With the election just over a month away, and most eyes on the presidential race, it’s easy to lose focus on many of the other statewide races, but those elections can have a big impact on North Carolinians’ lives.
That’s because the offices at stake have a wide range of responsibilities, including the state’s fiscal health, the prosecution of the law, and the efficient administration of state and local governmental bodies and agencies.
In addition to the race for governor, there are nine other statewide races that make up the Council of State.
The November winners will take over the Offices of the Lieutenant Governor, the Secretary of State, the State Treasurer, the State Auditor, and the Attorney General; and the Departments of Agriculture, Labor and Public Instruction,.
Currently the office of lieutenant governor, commissioner of agriculture and commissioner of labor are held by Republicans; Democrats hold the other offices.
Lt. Gov. Dan Forest is running for re-election in 2016 against Democrat Linda Coleman.
In North Carolina, the lieutenant governor officer’s primary responsibility is to preside over the state Senate. It is the only elected position to have powers in both the legislative and executive branches of state government.
The race for attorney general is interesting in that long-time Attorney General Roy Cooper has decided to not run for re-election, but instead is challenging Gov. Pat McCrory.
Secretary of State Elaine Marshall, who has been in office since 1997, is running against Republican challenger Michael LaPaglia.
The Secretary of State is charged with overseeing many of the economic and business-related operations of the state government, such as registrations of professional bodies like corporations or charities.
With Cooper running for governor against McCrory, two state legislators are stepping up to become the next attorney general.
Republican Sen. Buck Newton is running against Sen. Josh Stein, the Democrat.
The attorney general is head of the state Department of Justice and is charged with providing legal representation and advice to all state agencies.
State Treasurer Janet Cowell is not running for re-election in 2016, leaving the seat open for either Democrat Dan Blue III, son of Sen. Dan Blue, and Republican Dale Folwell, who was most recently head of the state’s Division of Employment Security.

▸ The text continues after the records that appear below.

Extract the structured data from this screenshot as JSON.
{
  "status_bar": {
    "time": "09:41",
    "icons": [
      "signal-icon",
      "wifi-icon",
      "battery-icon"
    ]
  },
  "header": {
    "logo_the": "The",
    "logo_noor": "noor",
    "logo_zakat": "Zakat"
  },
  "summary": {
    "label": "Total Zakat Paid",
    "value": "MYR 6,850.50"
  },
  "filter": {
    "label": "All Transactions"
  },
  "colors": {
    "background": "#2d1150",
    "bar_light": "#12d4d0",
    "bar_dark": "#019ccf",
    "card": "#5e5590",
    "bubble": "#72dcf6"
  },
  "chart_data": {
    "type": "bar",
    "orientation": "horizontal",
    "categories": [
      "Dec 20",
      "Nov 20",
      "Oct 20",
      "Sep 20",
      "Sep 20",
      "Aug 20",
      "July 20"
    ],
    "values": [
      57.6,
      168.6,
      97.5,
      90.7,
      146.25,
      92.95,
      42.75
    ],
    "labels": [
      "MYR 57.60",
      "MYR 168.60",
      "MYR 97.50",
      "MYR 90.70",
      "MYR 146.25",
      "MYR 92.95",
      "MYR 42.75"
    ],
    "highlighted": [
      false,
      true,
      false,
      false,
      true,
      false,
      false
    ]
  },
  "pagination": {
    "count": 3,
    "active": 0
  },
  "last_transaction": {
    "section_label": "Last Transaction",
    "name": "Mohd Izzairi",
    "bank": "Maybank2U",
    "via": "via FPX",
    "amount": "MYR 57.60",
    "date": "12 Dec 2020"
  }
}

The treasurer is charged with overseeing the financial operations of the state, including its $90 billion pension fund and the State Health Plan, while also acting as fiscal adviser to the state and local governments.
State Auditor Beth Wood, a Democrat, is running for re-election against Republican Chuck Stuber, former FBI agent and chief investigator for the State Board of Elections.
The auditor’s office is considered to be a fiscal watchdog charged with overseeing and reviewing the financial accounts of state agencies, including the public universities.
Commissioner of Agriculture Steve Troxler, a Republican, is running for re-election against Democrat Walter Smith, who is going for his second challenge against Troxler this November.
The Commissioner of Agriculture oversees the Department of Agriculture and Consumer Services, as well as serving as the chairman of the state Board of Agriculture.
Wayne Goodwin, the Democratic Commissioner of Insurance, is running for re-election against Republican challenger Mike Causey, for another term.
The Commissioner of Insurance is charged with regulating the insurance industry in the state and overseeing insurance professionals in the state.
The incumbent Commissioner of Labor, Cherie Berry, is running against Democrat Charles Meeker for another term as the head of the Department of Labor. It is charged with safeguarding the “health, safety and general well-being” of more than 4 million workers.
Meeker formerly served as the mayor of Raleigh.
State Superintendent of Public Instruction June Atkinson, a Democrat, is running for re-election against Mark Johnson in November.
The superintendent serves as the head of the Department of Public Instruction, overseeing the public school system in the state.